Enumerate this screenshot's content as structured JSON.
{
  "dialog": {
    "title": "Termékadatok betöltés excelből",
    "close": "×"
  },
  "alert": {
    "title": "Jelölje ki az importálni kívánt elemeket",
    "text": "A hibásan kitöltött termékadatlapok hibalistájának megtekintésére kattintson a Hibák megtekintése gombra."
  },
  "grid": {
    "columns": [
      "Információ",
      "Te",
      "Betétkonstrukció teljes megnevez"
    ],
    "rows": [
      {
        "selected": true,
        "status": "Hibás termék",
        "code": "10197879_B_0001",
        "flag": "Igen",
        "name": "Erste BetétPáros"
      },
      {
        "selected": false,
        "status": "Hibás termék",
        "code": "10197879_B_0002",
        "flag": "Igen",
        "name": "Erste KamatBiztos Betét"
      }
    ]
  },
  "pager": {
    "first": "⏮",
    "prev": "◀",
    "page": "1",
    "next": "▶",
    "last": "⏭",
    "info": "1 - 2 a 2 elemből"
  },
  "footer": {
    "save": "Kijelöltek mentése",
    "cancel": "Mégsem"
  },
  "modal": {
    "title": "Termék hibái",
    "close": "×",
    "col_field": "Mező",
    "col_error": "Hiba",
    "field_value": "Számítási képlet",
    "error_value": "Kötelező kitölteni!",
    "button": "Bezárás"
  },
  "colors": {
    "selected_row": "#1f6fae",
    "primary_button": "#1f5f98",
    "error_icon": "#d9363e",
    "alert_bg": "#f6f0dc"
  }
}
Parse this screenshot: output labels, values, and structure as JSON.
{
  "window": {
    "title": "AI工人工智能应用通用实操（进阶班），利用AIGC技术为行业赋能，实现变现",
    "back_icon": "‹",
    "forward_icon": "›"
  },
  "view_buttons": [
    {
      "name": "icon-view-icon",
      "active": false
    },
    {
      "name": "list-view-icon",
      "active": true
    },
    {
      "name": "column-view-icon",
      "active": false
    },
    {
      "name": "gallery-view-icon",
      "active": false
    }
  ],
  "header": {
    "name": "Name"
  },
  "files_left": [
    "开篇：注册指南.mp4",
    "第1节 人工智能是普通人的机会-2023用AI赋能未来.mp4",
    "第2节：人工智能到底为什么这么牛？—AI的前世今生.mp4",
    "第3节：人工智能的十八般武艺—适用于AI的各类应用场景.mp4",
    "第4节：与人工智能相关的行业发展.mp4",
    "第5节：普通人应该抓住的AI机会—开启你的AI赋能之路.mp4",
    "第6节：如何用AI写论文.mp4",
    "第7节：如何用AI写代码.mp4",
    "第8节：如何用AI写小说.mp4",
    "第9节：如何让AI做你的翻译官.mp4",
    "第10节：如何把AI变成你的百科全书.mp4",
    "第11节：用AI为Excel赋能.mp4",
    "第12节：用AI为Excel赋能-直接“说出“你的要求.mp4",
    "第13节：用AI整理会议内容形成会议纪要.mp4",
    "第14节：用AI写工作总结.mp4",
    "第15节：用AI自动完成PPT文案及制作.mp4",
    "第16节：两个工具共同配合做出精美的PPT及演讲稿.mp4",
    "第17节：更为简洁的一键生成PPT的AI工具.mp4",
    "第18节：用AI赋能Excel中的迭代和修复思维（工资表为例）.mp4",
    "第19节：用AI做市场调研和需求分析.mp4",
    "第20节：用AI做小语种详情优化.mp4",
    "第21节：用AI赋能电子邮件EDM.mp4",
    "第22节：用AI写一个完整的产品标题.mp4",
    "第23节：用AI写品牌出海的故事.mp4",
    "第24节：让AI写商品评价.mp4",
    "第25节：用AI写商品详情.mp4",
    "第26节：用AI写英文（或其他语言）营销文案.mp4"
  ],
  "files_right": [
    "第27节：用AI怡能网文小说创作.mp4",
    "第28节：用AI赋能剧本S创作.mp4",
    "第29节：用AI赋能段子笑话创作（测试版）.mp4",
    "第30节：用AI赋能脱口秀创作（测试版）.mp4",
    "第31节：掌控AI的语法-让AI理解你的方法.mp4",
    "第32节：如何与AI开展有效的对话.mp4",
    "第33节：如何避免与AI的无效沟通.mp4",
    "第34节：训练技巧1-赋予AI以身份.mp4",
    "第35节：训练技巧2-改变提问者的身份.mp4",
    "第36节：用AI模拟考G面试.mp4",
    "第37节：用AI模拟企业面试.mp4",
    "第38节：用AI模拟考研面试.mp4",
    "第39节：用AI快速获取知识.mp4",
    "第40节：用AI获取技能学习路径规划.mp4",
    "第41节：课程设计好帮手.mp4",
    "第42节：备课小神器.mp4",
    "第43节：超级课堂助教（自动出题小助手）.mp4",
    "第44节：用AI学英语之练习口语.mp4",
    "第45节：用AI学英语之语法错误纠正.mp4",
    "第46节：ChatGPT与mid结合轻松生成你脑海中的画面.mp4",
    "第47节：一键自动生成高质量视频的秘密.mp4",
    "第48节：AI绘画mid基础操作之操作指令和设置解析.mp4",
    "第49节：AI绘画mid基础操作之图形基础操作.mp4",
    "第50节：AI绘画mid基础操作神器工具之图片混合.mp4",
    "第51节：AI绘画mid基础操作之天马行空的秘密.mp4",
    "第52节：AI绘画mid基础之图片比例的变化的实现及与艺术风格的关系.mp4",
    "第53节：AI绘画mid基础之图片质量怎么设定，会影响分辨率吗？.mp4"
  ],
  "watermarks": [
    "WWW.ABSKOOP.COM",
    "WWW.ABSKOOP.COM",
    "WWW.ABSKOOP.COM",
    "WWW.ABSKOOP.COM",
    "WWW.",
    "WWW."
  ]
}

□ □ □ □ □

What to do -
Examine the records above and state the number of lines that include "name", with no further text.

Answer below -
7